The organisation used its pre-Budget submission, in part, to call on the Government to provide new online tools to help taxpayers comply with the new rules that took effect on 1 July 2017.

“To comply with the new law, affected taxpayers will have to keep track of various balances and transaction amounts in relation to all of their superannuation accounts, and ensure that they do not breach statutory limits. Currently, this information is often not able to be obtained instantaneously and may require time-consuming manual reconciliations.” Read more...

Minister argues against raising Superannuation Guarantee rate

A Government Minister has argued against increasing the Super Guarantee rate, and suggested that the superannuation industry is calling for increases out of self-interest.

The Government appears to be building a case, ahead of the Budget in May, for wages in the present over superannuation in the future.

“It would be wrong to think that the ‘super-guarantee’ is a guarantee of someone’s present lifestyle in retirement,” said Minister for Revenue and Financial Services Kelly O’Dwyer at the AFR Banking and Wealth Summit. Read more...

Reduce lost super member threshold back to $2,000: AIST

AIST is calling for a reduction in the threshold at which ‘small’ lost superannuation member accounts are transferred to the ATO, from the current $6,000 back to $2,000.

In the past the ‘small’ lost super account threshold at which superannuation was transferred to the ATO was $200. This was increased to $2,000, then $4,000, and then to the current $6,000.

AIST recommends, in its 2018/19 pre-Budget submission, that this threshold should be progressively reduced – to $4,000 on 1 January 2019 and then to $2,000 in 2020. Read more...

SMSF Association calls for transparency in SMSF levy

The SMSF Association is seeking increased transparency around the SMSF supervisory levy, including a review of its level.

“We believe greater transparency will ensure that SMSF trustee fees are used to regulate the sector with increasing efficiency, regulatory improvements, and an appropriate levy amount,” says the SMSFA 2018/19 pre-Budget submission.

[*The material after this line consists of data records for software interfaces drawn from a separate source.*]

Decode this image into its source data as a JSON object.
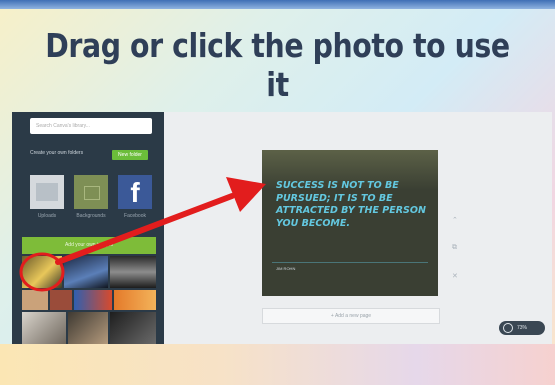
{
  "heading": "Drag or click the photo to use it",
  "sidebar": {
    "search_placeholder": "Search Canva's library...",
    "folder_prompt": "Create your own folders",
    "new_button": "New folder",
    "tiles": [
      {
        "label": "Uploads",
        "icon": "image-icon"
      },
      {
        "label": "Backgrounds",
        "icon": "background-icon"
      },
      {
        "label": "Facebook",
        "icon": "facebook-icon"
      }
    ],
    "photos_bar": "Add your own images"
  },
  "canvas": {
    "quote": "Success is not to be pursued; it is to be attracted by the person you become.",
    "author": "JIM ROHN",
    "add_page": "+ Add a new page",
    "zoom": "73%"
  },
  "colors": {
    "accent_green": "#7ebc39",
    "sidebar_bg": "#2b3a47",
    "quote_text": "#63c8e0",
    "annotation_red": "#e21d1d"
  }
}
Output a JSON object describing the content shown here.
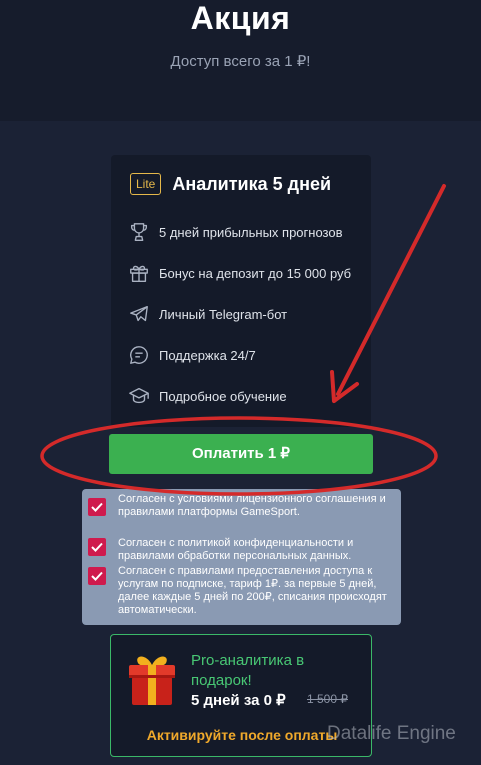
{
  "hero": {
    "title": "Акция",
    "subtitle": "Доступ всего за 1 ₽!"
  },
  "plan": {
    "badge": "Lite",
    "title": "Аналитика 5 дней",
    "features": [
      {
        "icon": "trophy-icon",
        "label": "5 дней прибыльных прогнозов"
      },
      {
        "icon": "gift-icon",
        "label": "Бонус на депозит до 15 000 руб"
      },
      {
        "icon": "telegram-icon",
        "label": "Личный Telegram-бот"
      },
      {
        "icon": "chat-icon",
        "label": "Поддержка 24/7"
      },
      {
        "icon": "graduation-cap-icon",
        "label": "Подробное обучение"
      }
    ]
  },
  "pay_button": {
    "label": "Оплатить 1 ₽"
  },
  "consents": [
    {
      "checked": true,
      "text": "Согласен с условиями лицензионного соглашения и правилами платформы GameSport."
    },
    {
      "checked": true,
      "text": "Согласен с политикой конфиденциальности и правилами обработки персональных данных."
    },
    {
      "checked": true,
      "text": "Согласен с правилами предоставления доступа к услугам по подписке, тариф 1₽. за первые 5 дней, далее каждые 5 дней по 200₽, списания происходят автоматически."
    }
  ],
  "promo": {
    "title": "Pro-аналитика в подарок!",
    "price": "5 дней за 0 ₽",
    "old_price": "1 500 ₽",
    "activate": "Активируйте после оплаты"
  },
  "watermark": "Datalife Engine",
  "colors": {
    "background": "#1b2235",
    "card": "#141a29",
    "accent_green": "#3bb050",
    "badge_gold": "#e5b84a",
    "checkbox": "#cf1a4d",
    "annotation_red": "#d42a2a",
    "promo_orange": "#f0a92b"
  }
}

“The SMSF levy has risen from $150 in 2009-10 to $259 in 2012-13, with no increases since then. This was a 73% increase in three years; and a 35.6% increase from 2011-12 to 2012-13.” Read more...